The results of this rather small study indicates what can be achieved through a form of mediation and therapy with those individuals involved intensively in programming a child or children against another parent. Parental alienation syndrome is a process which has been occurring over time and is much more common than is realised. It occurs not only in acrimonious separations and divorces but also in often unhappy marital relationships, or where one of the partners seeks almost total control over a child or children at the expense of the other partner.

In a happy or loving relationship between partners this is much less likely to occur as each will seek to involve the other partner in making decisions concerning children and in dealing with them. It also means they will adopt a unified approach to the rearing of children and most especially to the application of discipline which is necessary from time to time. In dealing with PAS we are however, not concerned with parents of that ilk who are loving and caring, towards their children and one another, but with parents that are opposite to this. PAS parents often feel and express a great deal of antagonism, hatred and hostility towards the other partner and will do anything they can to cause damage to the partner, who they feel has let them down in one way or another.

In extreme cases alienation becomes pathological where the individual virtually thrives on his/her antagonism and animosity towards the other party. Unfortunately the victim is not only the alienated parent but the children themselves involved in the trilogy.

Judges, as it has been stated, are reluctant to pressurise the recalcitrant programming parent to participate in therapeutic efforts to change this pattern. They realise there is so much hatred and antagonism that forcing anyone to participate in treatment against their will is likely to fail. This however, is not always the case. The previous table indicates that when Judges are strong in their desire to resolve the alienation process, much can be done by psychiatrists and psychologists to deal with the alienation and to reduce or even remove it altogether.
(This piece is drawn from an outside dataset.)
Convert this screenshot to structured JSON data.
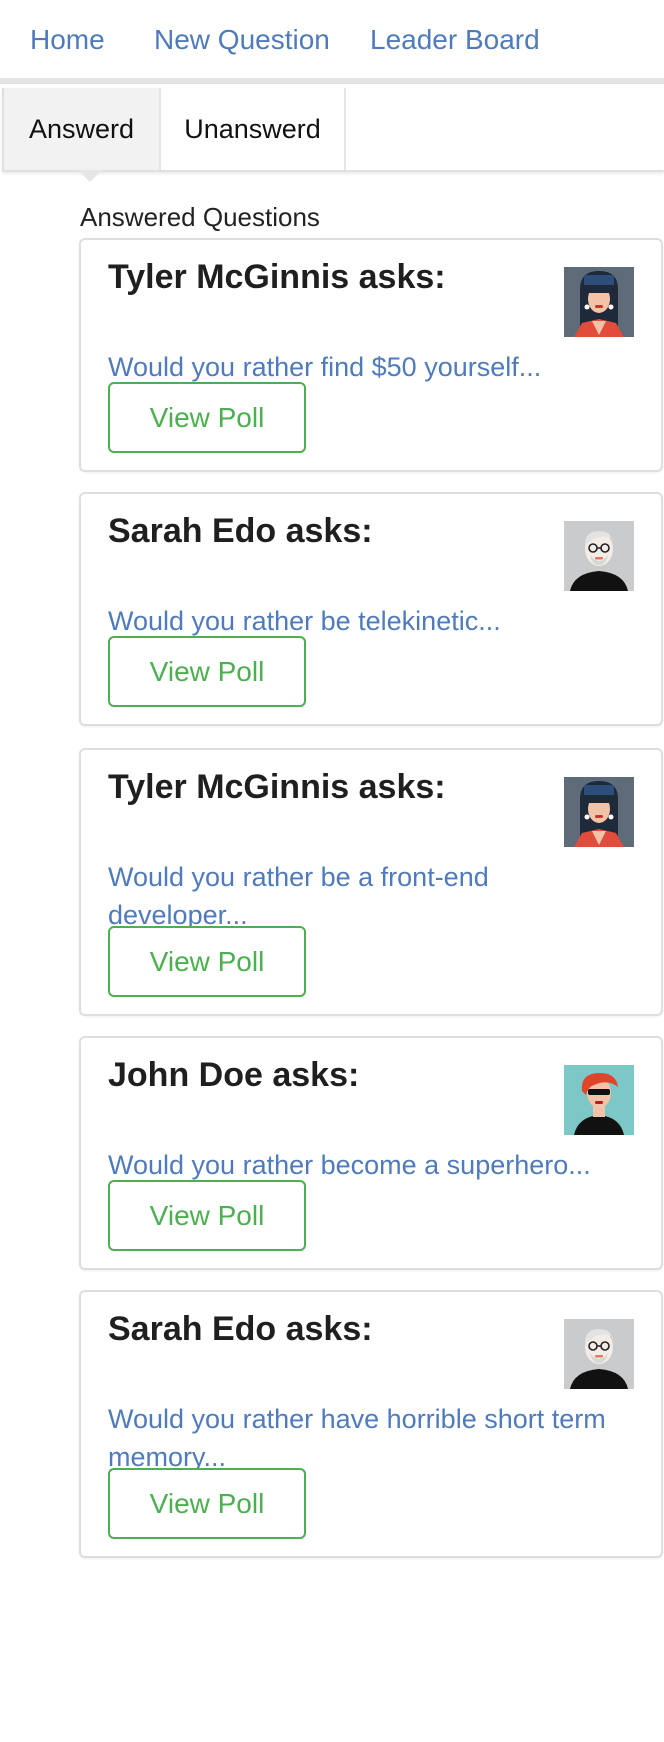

It is important for the Judiciary to realise their responsibility and potential power, to change PAS. Failing to comply with the order of a Court must incur punishment. This includes both parents having responsibility for the rearing of, their children. PAS must be viewed as an injustice to the alienated parent and also to the child in question. Judges therefore, must adopt a much more firm approach to alienators who fail to comply with court rulings and who may require some form of severe punishment, threatened and carried out if necessary. Among the punishments could be imprisonment or passing the child or children on to the alienated parent or relatives of the alienated parent who have hitherto not had these children in residence. These are extreme measures which should only be applied if there is a total lack of co-operation from the alienating parent with the court ruling. In order for rulings to be made they must have “teeth” and this provides a favourable climate and strong therapeutic pressure for the participant who is the alienator to seek to benefit from the treatment being carried out. It can also lead to better relationships eventually between the alienator and the former targeted parent. There is much to be gained but the course of action is not easy and relies heavily on the commitment and strength of the Judiciary system supporting the therapeutic process. It also relies greatly on the wisdom, sensitivity and skill of the therapist.